_YOUR INSTRUCTIONS_:
Check each line of the data for "title" and select those that have it.
****
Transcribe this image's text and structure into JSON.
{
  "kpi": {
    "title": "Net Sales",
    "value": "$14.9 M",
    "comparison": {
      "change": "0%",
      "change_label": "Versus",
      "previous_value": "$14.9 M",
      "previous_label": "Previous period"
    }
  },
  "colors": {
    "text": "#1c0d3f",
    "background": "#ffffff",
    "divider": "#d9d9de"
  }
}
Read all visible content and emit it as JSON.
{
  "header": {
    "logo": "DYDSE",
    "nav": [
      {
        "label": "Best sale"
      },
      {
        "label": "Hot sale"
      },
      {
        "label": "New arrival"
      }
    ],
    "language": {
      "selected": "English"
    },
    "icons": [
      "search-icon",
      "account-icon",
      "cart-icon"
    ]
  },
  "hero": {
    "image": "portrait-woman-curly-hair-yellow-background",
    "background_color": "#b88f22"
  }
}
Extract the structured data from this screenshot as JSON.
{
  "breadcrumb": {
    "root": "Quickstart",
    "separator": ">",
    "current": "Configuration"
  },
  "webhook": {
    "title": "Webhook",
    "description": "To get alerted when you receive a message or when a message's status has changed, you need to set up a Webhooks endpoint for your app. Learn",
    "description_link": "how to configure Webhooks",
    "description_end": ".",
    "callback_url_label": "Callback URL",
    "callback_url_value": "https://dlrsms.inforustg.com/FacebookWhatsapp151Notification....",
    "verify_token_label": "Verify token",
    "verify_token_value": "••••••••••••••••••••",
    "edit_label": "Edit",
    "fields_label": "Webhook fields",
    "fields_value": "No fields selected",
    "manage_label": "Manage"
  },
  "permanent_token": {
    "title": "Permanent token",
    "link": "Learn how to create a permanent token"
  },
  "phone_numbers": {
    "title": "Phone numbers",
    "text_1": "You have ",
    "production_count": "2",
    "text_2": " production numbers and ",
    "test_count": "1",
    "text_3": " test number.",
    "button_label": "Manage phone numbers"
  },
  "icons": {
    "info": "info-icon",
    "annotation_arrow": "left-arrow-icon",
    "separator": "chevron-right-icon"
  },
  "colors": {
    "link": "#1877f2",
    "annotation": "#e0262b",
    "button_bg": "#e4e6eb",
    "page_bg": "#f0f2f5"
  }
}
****
_ANSWER TO THIS PROBLEM_:
    "title": "Net Sales",
    "title": "Webhook",
    "title": "Permanent token",
    "title": "Phone numbers",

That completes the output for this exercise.